7 longest-serving Fathers of the House of Commons since 1900

Ken Clarke

The title "Father of the House" given to the longest-serving MP in any House of Commons.

Tory MP and former Chancellor of the Exchequer Kenneth Clarke became Father of the House after the passing of Labour’s Gerald Kauffman earlier this year, but who were the longest-serving Fathers of the House?

7th – Edward Turnour

Turnour, also known as the sixth Earl of Winterton, was a Conservative MP who represented the seat of Horsham during his time as Father of the House. He was first elected an MP back in 1904, and became Father of the House in 1945, a title he kept until the 1951 election, but he was made a peer in 1952. Significantly, Turnour was also baby of the House at the start of his Westminster career, being the youngest member of the Commons from 1904 – 1906.

That unofficial title is currently held by the SNP’s Mairi Black, who was elected at the age of 20 at the 2015 general election.

Time as Father of the House: 6 years.

6th – David Grenfell

Labour’s David Grenfell was first elected an MP for the south Wales seat of Gower in 1922. He became Father of the House in 1952 following the retirement of the UUP’s Hugh O’Neill in 1952. Grenfell remained Father of the House right up until 1959 when he stepped down in time for the general election that year.

Time as Father of the House: 7 years.

5th – Thomas Burt

Burt was first elected as a Liberal-Labour MP in 1874 for the seat of Morpeth. He became Father of the House in 1910 and kept the title until his 1918 retirement.

Time as Father of the House: 8 years.

House of Commons Chamber: Speaker's table

4th - Robin Turton

Turton was first elected to represent the constituency of Thirsk and Molton in 1929, a seat he held right up until 1974. After the distinguished Rab Butler’s departure from the Commons in 1965, Turton became Father of the House, a title he held until 1974.

Time as Father of the House: 9 years.

3rd – Edward Heath

Heath led the Conservative Party for four elections in a row, winning the one of 1970 with a moderate majority.

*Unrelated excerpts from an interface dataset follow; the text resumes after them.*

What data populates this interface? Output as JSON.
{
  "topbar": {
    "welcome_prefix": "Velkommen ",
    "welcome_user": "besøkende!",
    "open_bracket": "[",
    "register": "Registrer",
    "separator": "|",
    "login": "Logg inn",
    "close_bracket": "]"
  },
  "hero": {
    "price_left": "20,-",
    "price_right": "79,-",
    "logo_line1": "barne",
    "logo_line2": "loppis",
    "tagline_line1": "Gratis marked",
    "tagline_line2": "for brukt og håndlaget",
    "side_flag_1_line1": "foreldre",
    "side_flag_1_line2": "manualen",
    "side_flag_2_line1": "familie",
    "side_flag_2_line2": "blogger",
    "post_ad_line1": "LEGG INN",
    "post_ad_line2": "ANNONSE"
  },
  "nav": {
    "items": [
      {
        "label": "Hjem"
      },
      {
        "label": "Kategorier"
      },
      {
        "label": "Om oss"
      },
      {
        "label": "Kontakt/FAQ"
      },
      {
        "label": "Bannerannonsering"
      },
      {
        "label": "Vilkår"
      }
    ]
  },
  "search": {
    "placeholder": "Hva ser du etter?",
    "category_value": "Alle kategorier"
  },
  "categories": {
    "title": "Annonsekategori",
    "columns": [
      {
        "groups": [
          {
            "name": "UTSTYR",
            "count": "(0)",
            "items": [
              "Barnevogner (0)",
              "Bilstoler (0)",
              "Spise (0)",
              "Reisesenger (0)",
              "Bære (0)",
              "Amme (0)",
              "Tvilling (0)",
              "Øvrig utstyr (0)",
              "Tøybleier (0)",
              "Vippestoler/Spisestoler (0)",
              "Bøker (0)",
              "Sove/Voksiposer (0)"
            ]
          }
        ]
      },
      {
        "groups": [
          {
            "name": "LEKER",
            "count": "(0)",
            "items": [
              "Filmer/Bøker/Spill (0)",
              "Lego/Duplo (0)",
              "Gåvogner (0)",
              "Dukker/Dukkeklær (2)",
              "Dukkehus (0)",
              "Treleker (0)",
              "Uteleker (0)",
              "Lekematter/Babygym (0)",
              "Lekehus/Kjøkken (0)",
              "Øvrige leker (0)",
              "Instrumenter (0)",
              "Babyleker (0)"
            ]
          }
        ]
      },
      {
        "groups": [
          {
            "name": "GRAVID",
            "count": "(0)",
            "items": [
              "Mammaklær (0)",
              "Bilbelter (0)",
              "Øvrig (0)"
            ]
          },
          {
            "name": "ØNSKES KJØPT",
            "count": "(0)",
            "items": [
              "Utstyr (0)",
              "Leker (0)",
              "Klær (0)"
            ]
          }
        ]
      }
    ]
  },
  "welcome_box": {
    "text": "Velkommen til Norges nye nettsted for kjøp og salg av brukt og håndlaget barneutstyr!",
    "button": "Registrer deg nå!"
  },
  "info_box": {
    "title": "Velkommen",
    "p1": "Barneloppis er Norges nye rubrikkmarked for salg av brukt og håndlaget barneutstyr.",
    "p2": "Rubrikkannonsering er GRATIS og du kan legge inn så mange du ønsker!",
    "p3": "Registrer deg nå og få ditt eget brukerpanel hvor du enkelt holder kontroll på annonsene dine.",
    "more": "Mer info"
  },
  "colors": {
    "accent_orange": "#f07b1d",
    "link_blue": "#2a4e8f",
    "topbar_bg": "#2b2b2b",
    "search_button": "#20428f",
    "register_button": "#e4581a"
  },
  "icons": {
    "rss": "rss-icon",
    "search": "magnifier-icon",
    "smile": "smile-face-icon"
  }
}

His time in power ensured Britain’s membership of what was then the EEC. He could well have served for more time as prime minister, but was defeated by Margaret Thatcher in the 1975 Tory leadership contest, ensuring that he would not lead his party into the next election.

Heath became Father of the House after the 1992 election, in which John Major won a surprise majority. He remained Father of the House for a further nine years, stepping down only at the 2001 election, in which Tony Blair secured a second majority for New Labour.

Time as Father of the House: 9 years.

Edward Heath - former British prime

2nd – T. P. O’Connor

O’Connor was an Irish Nationalist who served as an MP first for the seat of Galway Borough and then Liverpool Scotland. He first entered parliament in 1880, and was Father of the House between 1918 and 1929.

Time as Father of the House: 11 years.

That makes him the second longest-serving Father of the House, and one of the country’s longest serving MPs ever.

The longest-serving Father of the House: David Lloyd George

Yes, that’s right – this Liberal giant of a prime minister also served as Father of the House. In 1916, Lloyd George became prime minister, then won the 1918 general election and served in the country’s top job right up until 1922 when a new election gave Andrew Bonar Law’s Conservatives a majority. Nonetheless, Lloyd George stayed in parliament right up until 1945, serving as Father of the House between 1929 and 1945.

Time as Father of the House: 16 years.

David Lloyd George

The dates included in this article are based off those in this list of Fathers of the House.